> _LISTED RECORDS_
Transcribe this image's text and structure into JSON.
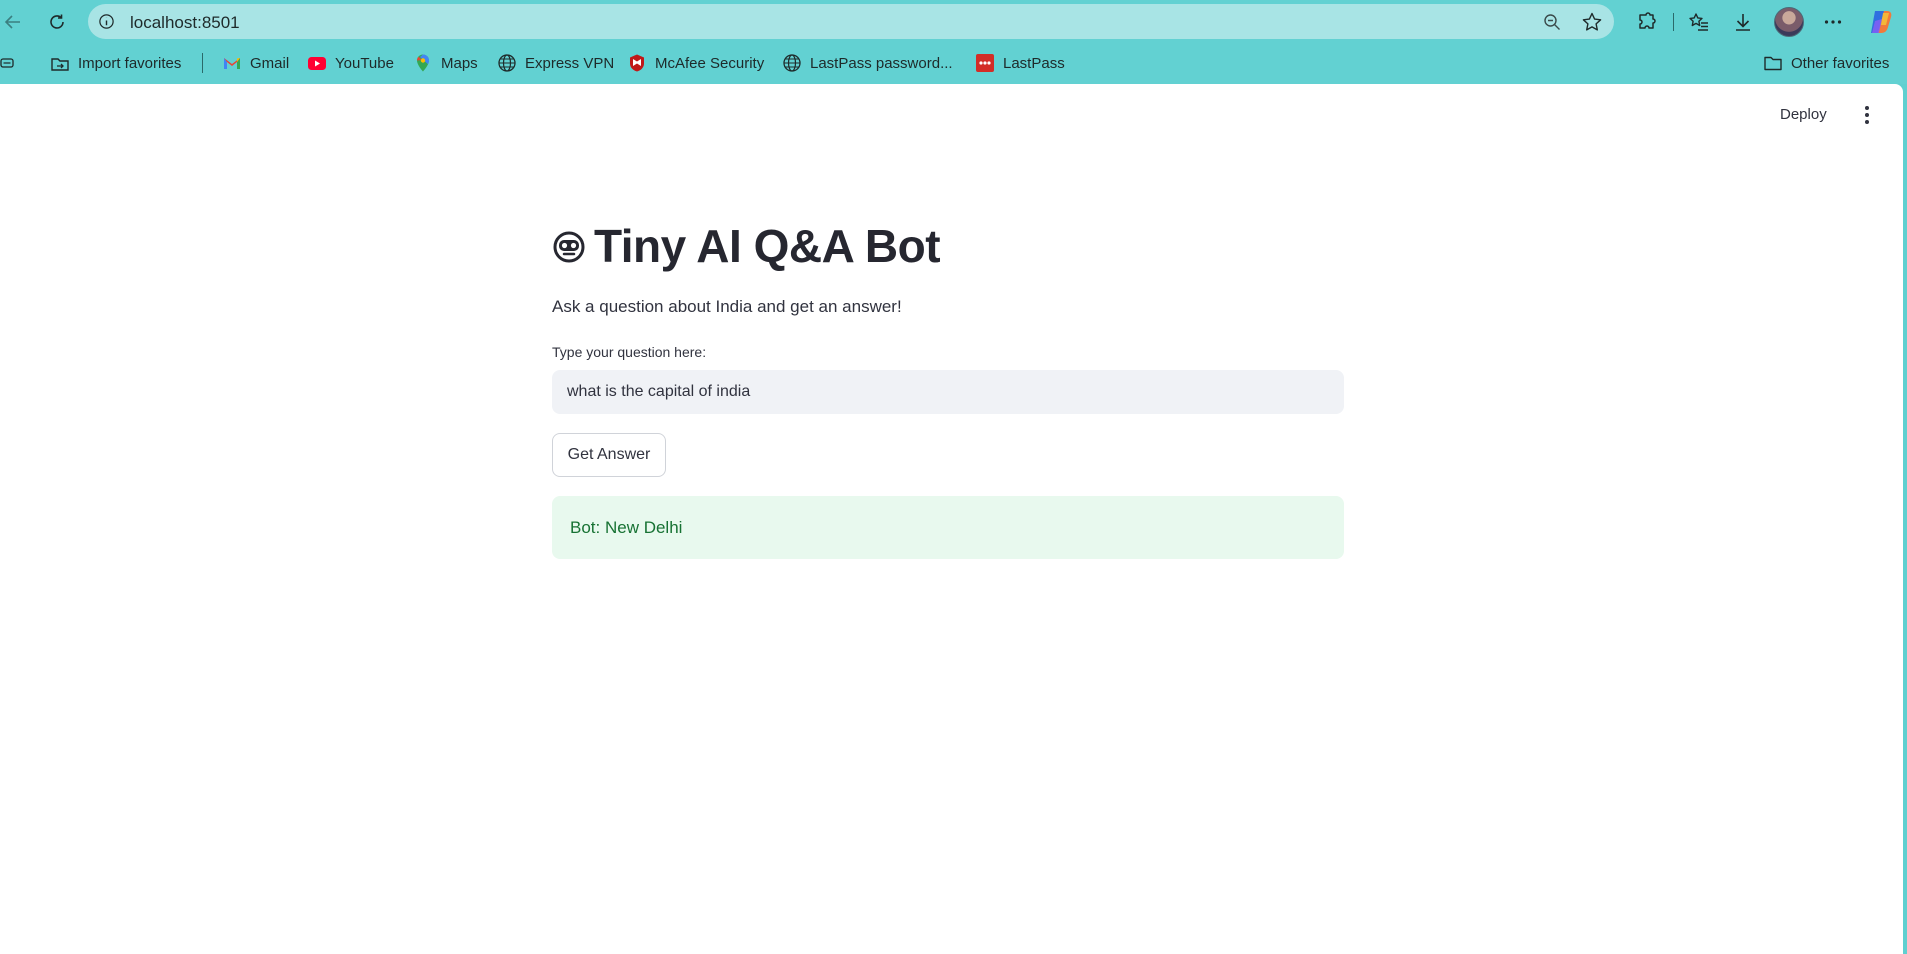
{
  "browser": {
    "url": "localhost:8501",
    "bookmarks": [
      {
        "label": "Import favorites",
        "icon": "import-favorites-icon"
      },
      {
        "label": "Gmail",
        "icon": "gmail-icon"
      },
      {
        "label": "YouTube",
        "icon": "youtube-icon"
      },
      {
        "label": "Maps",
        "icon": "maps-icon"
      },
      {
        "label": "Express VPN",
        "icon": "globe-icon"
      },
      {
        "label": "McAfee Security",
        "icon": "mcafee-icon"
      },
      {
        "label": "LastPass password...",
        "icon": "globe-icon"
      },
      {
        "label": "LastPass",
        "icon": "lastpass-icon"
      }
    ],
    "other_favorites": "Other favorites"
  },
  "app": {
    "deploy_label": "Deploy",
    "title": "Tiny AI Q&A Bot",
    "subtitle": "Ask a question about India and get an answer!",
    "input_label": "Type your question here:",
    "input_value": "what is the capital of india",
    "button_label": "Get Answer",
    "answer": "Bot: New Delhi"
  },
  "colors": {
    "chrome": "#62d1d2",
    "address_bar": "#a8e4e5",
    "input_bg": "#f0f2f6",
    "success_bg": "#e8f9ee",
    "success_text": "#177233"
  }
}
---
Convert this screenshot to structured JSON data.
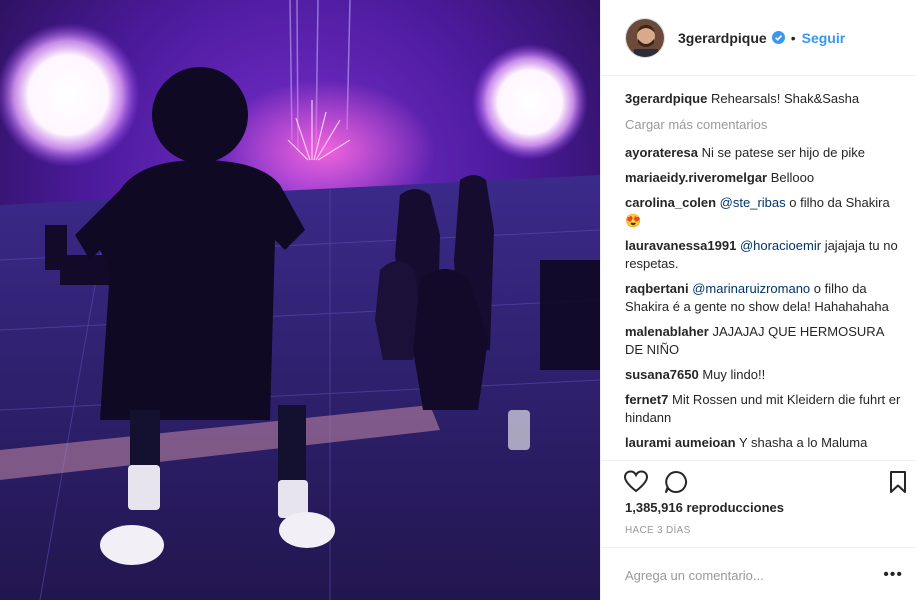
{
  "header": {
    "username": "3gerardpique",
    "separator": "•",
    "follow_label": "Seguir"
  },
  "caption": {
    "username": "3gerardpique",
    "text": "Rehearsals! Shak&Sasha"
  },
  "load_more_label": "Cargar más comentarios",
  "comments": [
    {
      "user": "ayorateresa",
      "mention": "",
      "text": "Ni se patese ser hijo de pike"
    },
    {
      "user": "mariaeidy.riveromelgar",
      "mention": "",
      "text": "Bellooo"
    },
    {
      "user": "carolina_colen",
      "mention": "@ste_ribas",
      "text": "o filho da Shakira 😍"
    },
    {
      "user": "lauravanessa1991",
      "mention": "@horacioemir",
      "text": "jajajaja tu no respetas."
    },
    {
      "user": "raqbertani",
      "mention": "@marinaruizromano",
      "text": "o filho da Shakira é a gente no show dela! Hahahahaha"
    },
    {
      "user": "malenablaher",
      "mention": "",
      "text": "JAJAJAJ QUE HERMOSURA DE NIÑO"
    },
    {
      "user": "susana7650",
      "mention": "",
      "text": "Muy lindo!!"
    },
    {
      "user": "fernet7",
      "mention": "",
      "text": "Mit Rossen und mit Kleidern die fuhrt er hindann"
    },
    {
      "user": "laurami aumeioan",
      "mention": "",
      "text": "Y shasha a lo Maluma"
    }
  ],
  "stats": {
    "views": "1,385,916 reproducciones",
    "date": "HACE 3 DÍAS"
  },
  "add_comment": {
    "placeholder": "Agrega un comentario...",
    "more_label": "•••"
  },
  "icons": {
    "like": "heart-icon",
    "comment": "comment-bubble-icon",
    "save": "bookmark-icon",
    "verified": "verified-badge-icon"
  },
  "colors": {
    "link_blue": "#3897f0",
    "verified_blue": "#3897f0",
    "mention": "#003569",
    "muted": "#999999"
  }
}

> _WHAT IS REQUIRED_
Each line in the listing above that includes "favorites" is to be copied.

> _WRITTEN SOLUTION_
        "label": "Import favorites",
        "icon": "import-favorites-icon"
    "other_favorites": "Other favorites"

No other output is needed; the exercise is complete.